- _INSTRUCTIONS TO FOLLOW_
If a line of the records contains the string "Microsoft", copy it out.

======== THE DATA

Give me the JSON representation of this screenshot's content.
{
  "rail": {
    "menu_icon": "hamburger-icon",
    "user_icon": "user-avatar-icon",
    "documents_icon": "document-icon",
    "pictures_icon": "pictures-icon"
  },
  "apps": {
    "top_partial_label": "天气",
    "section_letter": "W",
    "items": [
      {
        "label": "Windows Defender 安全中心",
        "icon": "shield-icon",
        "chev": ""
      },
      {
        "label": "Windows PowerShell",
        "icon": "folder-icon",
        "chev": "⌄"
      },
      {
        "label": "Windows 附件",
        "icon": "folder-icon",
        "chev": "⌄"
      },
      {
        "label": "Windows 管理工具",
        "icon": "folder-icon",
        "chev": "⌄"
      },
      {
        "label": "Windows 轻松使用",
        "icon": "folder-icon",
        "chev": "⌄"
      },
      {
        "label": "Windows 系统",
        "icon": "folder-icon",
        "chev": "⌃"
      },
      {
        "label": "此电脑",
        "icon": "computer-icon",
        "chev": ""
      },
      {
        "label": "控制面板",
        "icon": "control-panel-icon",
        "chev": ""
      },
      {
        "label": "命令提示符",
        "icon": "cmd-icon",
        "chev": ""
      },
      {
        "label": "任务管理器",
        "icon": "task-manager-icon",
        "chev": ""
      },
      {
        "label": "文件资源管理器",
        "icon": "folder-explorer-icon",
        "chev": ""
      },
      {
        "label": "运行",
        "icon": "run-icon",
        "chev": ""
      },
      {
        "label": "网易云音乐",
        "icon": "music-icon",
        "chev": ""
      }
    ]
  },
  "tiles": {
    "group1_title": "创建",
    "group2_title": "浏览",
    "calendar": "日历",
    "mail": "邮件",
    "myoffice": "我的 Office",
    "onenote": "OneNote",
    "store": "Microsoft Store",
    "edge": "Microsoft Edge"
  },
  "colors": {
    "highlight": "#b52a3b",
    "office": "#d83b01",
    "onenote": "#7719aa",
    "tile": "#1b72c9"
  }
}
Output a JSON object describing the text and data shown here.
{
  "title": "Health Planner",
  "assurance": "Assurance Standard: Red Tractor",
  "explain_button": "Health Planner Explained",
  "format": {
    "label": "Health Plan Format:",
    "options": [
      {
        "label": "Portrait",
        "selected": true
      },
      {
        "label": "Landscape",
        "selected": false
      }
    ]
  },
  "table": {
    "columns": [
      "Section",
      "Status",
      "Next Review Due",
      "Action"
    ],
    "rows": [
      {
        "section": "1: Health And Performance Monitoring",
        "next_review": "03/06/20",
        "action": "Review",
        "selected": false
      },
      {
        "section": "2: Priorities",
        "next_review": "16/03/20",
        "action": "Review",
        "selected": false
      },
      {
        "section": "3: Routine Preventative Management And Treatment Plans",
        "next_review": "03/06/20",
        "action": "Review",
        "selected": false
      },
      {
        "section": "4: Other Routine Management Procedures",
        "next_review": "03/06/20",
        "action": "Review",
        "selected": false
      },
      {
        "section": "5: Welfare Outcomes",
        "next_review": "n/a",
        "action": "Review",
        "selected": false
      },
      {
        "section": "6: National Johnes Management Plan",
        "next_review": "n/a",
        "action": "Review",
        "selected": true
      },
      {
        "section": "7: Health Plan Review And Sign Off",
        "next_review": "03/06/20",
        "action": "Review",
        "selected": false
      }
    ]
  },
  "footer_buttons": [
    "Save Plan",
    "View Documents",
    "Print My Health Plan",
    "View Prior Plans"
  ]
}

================

- _ANSWER BELOW_
    "store": "Microsoft Store",
    "edge": "Microsoft Edge"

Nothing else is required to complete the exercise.